YOUR TASK: Please copy out every line in the entries that includes the word "this".

DATA FOR ANALYSIS:

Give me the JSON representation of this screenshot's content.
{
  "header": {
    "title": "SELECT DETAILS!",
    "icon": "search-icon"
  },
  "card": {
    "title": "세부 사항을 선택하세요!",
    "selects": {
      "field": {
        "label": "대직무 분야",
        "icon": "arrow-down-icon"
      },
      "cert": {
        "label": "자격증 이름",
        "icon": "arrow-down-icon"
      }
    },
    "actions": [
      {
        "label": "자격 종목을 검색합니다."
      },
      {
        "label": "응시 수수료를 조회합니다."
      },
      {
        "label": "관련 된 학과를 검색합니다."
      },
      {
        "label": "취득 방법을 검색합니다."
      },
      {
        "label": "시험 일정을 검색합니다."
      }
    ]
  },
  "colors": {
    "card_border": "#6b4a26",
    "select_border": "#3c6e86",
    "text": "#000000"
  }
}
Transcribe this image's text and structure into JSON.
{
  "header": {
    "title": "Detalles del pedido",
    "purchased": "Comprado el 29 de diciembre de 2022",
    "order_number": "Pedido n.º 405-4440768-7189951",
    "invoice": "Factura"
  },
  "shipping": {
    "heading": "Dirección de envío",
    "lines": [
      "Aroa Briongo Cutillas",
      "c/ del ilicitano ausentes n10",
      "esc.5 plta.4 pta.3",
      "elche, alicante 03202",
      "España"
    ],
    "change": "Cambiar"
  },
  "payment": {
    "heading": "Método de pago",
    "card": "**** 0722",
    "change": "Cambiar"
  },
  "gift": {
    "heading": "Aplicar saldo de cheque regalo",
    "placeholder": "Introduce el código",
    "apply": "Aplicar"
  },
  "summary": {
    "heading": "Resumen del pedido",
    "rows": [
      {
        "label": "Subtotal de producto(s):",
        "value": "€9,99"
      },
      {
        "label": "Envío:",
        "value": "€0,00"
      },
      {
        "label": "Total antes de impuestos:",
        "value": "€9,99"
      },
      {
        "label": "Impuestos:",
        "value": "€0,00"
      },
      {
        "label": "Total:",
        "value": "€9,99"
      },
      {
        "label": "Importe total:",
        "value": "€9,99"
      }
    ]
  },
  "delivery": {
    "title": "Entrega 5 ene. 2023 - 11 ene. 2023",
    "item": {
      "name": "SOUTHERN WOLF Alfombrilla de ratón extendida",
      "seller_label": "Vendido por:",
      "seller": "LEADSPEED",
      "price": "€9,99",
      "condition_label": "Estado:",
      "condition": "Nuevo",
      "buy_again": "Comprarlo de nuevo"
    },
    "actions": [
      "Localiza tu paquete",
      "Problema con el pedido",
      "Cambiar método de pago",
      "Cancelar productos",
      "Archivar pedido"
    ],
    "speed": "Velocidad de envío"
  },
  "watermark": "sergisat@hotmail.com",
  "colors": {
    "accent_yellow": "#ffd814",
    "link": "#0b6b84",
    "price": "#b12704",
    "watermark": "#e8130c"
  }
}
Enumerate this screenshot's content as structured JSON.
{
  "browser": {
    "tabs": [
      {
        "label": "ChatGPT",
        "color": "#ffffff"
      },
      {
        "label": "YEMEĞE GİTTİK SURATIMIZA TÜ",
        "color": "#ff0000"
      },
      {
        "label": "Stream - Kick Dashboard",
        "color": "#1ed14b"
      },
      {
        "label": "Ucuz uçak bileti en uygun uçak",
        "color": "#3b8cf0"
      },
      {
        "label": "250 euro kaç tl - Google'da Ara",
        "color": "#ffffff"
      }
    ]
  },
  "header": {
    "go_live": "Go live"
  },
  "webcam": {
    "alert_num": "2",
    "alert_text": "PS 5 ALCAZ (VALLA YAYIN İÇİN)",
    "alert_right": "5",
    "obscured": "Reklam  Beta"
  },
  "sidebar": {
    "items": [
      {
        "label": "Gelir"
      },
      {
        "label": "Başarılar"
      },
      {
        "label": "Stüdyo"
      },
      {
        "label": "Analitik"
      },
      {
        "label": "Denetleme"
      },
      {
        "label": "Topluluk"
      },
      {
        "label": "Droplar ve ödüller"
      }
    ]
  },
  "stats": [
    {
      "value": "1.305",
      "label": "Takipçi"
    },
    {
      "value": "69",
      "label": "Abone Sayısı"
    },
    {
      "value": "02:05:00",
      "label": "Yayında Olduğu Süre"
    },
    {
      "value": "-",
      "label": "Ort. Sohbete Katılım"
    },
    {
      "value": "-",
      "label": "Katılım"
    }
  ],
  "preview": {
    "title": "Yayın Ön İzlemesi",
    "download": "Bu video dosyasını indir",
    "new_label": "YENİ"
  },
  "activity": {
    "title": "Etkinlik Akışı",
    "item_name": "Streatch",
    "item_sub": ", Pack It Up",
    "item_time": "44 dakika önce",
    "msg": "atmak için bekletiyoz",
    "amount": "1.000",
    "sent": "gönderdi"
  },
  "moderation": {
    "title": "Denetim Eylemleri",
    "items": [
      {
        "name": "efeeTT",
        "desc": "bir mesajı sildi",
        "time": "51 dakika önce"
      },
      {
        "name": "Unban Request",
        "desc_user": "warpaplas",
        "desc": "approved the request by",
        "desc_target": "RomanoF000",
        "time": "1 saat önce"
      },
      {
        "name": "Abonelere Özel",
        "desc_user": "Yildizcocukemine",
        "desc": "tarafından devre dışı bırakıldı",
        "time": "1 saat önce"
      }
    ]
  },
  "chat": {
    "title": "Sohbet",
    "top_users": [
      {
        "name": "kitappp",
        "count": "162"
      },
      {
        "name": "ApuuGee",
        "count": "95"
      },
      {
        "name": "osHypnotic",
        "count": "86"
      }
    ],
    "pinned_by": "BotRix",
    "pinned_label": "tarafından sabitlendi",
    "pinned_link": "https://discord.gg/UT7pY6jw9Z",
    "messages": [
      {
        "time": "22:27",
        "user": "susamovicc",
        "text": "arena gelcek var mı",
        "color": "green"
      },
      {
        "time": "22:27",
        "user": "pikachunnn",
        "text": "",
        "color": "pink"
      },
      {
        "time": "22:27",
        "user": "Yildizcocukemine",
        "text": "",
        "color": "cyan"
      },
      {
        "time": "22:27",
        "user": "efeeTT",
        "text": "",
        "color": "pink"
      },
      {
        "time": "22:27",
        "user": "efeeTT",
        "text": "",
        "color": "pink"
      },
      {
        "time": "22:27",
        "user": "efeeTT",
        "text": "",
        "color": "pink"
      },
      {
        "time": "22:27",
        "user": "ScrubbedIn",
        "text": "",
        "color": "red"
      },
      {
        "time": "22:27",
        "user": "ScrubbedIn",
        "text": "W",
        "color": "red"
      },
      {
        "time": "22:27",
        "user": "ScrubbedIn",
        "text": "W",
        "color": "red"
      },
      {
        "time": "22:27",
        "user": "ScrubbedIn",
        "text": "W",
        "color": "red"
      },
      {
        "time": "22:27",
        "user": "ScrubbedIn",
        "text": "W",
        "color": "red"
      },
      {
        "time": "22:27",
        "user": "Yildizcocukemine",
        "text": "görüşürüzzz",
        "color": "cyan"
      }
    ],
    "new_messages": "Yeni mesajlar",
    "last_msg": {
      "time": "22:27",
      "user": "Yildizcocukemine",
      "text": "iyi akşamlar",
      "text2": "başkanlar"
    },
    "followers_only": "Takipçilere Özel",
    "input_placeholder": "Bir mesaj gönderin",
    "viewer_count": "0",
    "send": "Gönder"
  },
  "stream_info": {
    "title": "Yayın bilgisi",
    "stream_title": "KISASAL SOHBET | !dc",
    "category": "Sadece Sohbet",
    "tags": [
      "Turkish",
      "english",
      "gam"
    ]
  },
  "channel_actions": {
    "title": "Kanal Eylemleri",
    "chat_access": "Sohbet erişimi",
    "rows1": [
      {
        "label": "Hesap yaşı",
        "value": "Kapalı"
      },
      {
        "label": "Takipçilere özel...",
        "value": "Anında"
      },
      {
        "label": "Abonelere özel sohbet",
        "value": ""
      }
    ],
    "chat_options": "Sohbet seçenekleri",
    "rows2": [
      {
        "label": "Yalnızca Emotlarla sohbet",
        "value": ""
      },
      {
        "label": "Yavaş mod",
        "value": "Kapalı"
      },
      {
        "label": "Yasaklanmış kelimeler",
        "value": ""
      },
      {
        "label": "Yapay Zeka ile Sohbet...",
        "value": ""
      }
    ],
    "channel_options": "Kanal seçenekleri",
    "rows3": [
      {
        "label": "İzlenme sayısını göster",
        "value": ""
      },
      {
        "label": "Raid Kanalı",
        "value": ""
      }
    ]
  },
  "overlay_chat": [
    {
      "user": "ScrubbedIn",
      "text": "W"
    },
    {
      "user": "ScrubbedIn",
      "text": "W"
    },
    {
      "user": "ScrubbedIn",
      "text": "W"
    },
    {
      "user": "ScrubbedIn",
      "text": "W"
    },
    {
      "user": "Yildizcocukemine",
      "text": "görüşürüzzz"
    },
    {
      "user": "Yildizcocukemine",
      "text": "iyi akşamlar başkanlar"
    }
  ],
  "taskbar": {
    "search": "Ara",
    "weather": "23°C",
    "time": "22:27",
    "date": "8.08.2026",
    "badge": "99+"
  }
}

TASK SOLUTION:
Give me the JSON representation of this screenshot's content.
Transcribe this image's text and structure into JSON.
Enumerate this screenshot's content as structured JSON.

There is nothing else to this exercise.